The Halifax Examiner left Riley, the Templeton Properties representative, a voicemail seeking comment. We’ll update this article when we hear back.
It’s not just Templeton
Other landlords are using similar tactics.
One tenant who spoke to the Examiner but didn’t want their name used because they’re still renting from their landlord said their lease includes a clause stating that a move to month to month will result in a rent increase of “up to 90%.”
“It’s my intention anyway next year to go month-to-month, and I’ll probably have to deal with it then,” they said.
“What it looks like to me is like, they’re trying to figure out a way to really dis-incentivize people from going month-to-month, which I don’t think is legal, but again the onus kind of falls on the tenant to take them to the tenancy board and then take them through appeals.”
In Dartmouth, another tenant, Carrie Low, is fighting a similar increase, but she said her lease doesn’t even include a clause.

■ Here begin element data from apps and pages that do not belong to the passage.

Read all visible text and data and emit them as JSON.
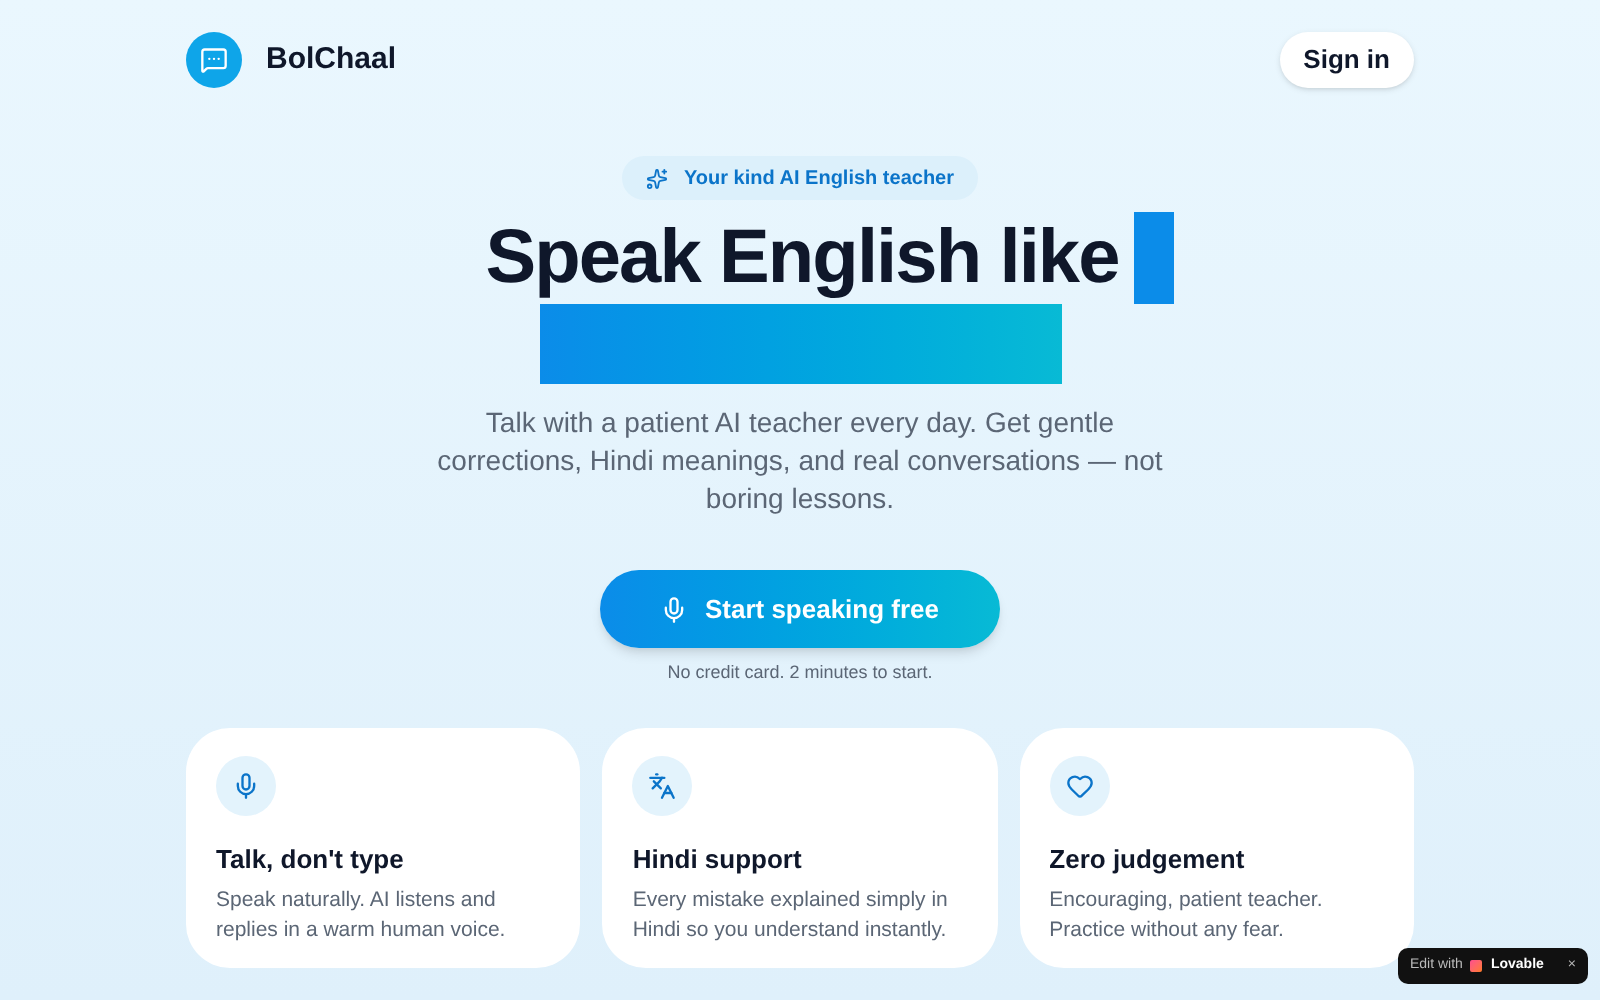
{
  "brand": {
    "name": "BolChaal"
  },
  "header": {
    "sign_in": "Sign in"
  },
  "hero": {
    "badge": "Your kind AI English teacher",
    "headline": "Speak English like",
    "subtitle": "Talk with a patient AI teacher every day. Get gentle corrections, Hindi meanings, and real conversations — not boring lessons.",
    "cta": "Start speaking free",
    "note": "No credit card. 2 minutes to start."
  },
  "features": [
    {
      "kind": "mic",
      "title": "Talk, don't type",
      "text": "Speak naturally. AI listens and replies in a warm human voice."
    },
    {
      "kind": "translate",
      "title": "Hindi support",
      "text": "Every mistake explained simply in Hindi so you understand instantly."
    },
    {
      "kind": "heart",
      "title": "Zero judgement",
      "text": "Encouraging, patient teacher. Practice without any fear."
    }
  ],
  "edit_badge": {
    "prefix": "Edit with",
    "brand": "Lovable",
    "close": "×"
  }
}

Low is renting from Halifax Harbour Properties, formerly known as Arab Brothers Rentals, owned by Joseph Arab.
In May, she received a letter signed by Arab stating that her rent would increase as of her anniversary date, Oct. 1, by the 2% allowed under the temporary cap.
“For month to month option; rent will increase an additional $500,” the letter said (emphasis in original).
Low notified the landlord in June that she wished to exercise her right to switch to a month to month lease at the allowable rent increase of 2%.
“The landlord has informed me that he is not open to having a month to month lease,” property manager Donna Laffin replied.
“As you know, Covid has affected not only tenants but landlords and when tenants leave during December, January, February or March finding new tenants can be very difficult.”
Laffin instead suggested that Low move to a fixed term lease, from October to April.
Low reminded Laffin that she has the right under the Act to move to a month-to-month lease, and said she’d have to file with the Residential Tenancies Program if the landlord wouldn’t agree to it.
“We have spoken with the landlord today, he does not want to proceed with month to month lease as it is too difficult to fill a unit within a month especially during the winter months,” Laffin replied.
Laffin continued: “If you were to leave, you do have the option to find someone to take over your lease. And again, he is open to doing a term lease.
“We will proceed with a tenancy hearing so we can reach an agreement that will be beneficial to both of us.”
Low has the form filled out and plans to file for a hearing this week.
The Examiner left a message for Arab. We’ll update this article when we receive a reply.
Seeking a precedent in small claims court
In Frame’s case, there’s a small claims hearing scheduled for Sept. 28, with written submissions due a few weeks before.
“I have moved out, but I’m still kind of pursuing this because I feel, a little bit, it’s my responsibility,” Frame said.
Frame, who’s articling later this year with the Federal Court in Ottawa, will represent herself in the hearing, with some assistance from Culligan and Dalhousie Legal Aid.
Culligan hopes a ruling from the court will set a precedent, but until there are changes made to the Residential Tenancies Act or its regulations to explicitly prohibit the practice, he doesn’t think landlords will stop.
“It could very well be that Sarah wins this case and the decision is that the way that her lease was set up, and the notice of rent increase she got was unlawful, but there will be no further ramifications from that,” he said.
“It’s unlikely that they’ll order Templeton to change their practices, or that they’ll make some sort of declaration that the legislation should be changed or that the practice in general is not lawful.”
Correction — Aug. 11, 2021:
A previous version of this story misstated Mark Culligan’s job title.